- **Your assignment**: What's needed is the listing below, repeated word for word with no pictures.

Segment Open

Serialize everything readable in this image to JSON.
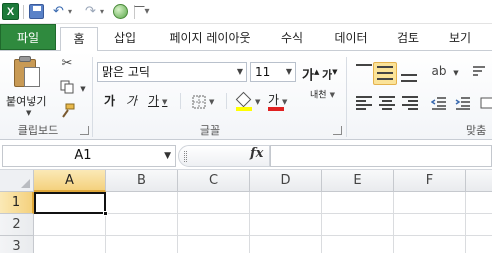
{
  "quick_access": {
    "app_icon_letter": "X",
    "dropdown_glyph": "▾"
  },
  "tabs": {
    "file": "파일",
    "items": [
      "홈",
      "삽입",
      "페이지 레이아웃",
      "수식",
      "데이터",
      "검토",
      "보기"
    ],
    "active": "홈"
  },
  "ribbon": {
    "clipboard": {
      "label": "클립보드",
      "paste_label": "붙여넣기"
    },
    "font": {
      "label": "글꼴",
      "font_name": "맑은 고딕",
      "font_size": "11",
      "grow_glyph": "가",
      "shrink_glyph": "가",
      "bold_glyph": "가",
      "italic_glyph": "가",
      "underline_glyph": "가",
      "font_color_glyph": "가",
      "phonetic_glyph": "내천"
    },
    "alignment": {
      "label": "맞춤",
      "selected_vertical_align": "middle"
    },
    "colors": {
      "file_tab": "#2f8a3e",
      "highlight_yellow": "#ffff00",
      "font_red": "#e02020",
      "selection_header": "#f4d17e"
    }
  },
  "formula_bar": {
    "name_box": "A1",
    "fx_label": "fx",
    "formula_value": ""
  },
  "sheet": {
    "columns": [
      "A",
      "B",
      "C",
      "D",
      "E",
      "F"
    ],
    "rows": [
      "1",
      "2",
      "3"
    ],
    "active_cell": "A1",
    "active_column": "A",
    "active_row": "1"
  }
}
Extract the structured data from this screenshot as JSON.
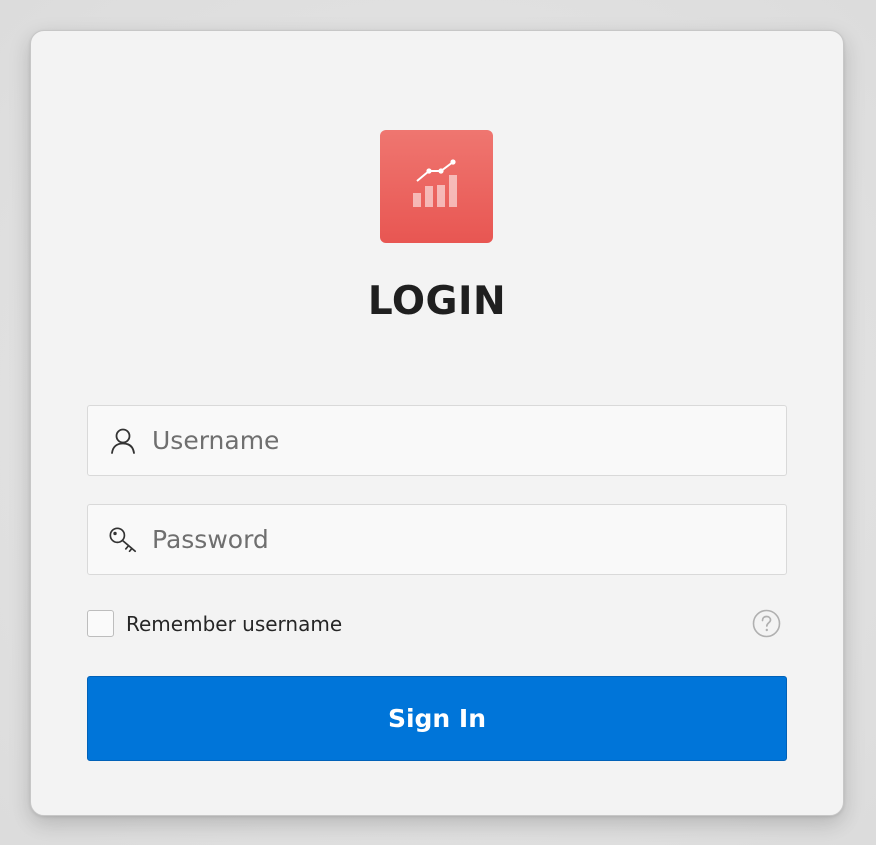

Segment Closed

- **Your solution**:
Serialize everything readable in this image to JSON.
{
  "quick_access": {
    "app_icon_letter": "X",
    "dropdown_glyph": "▾"
  },
  "tabs": {
    "file": "파일",
    "items": [
      "홈",
      "삽입",
      "페이지 레이아웃",
      "수식",
      "데이터",
      "검토",
      "보기"
    ],
    "active": "홈"
  },
  "ribbon": {
    "clipboard": {
      "label": "클립보드",
      "paste_label": "붙여넣기"
    },
    "font": {
      "label": "글꼴",
      "font_name": "맑은 고딕",
      "font_size": "11",
      "grow_glyph": "가",
      "shrink_glyph": "가",
      "bold_glyph": "가",
      "italic_glyph": "가",
      "underline_glyph": "가",
      "font_color_glyph": "가",
      "phonetic_glyph": "내천"
    },
    "alignment": {
      "label": "맞춤",
      "selected_vertical_align": "middle"
    },
    "colors": {
      "file_tab": "#2f8a3e",
      "highlight_yellow": "#ffff00",
      "font_red": "#e02020",
      "selection_header": "#f4d17e"
    }
  },
  "formula_bar": {
    "name_box": "A1",
    "fx_label": "fx",
    "formula_value": ""
  },
  "sheet": {
    "columns": [
      "A",
      "B",
      "C",
      "D",
      "E",
      "F"
    ],
    "rows": [
      "1",
      "2",
      "3"
    ],
    "active_cell": "A1",
    "active_column": "A",
    "active_row": "1"
  }
}
Extract the structured data from this screenshot as JSON.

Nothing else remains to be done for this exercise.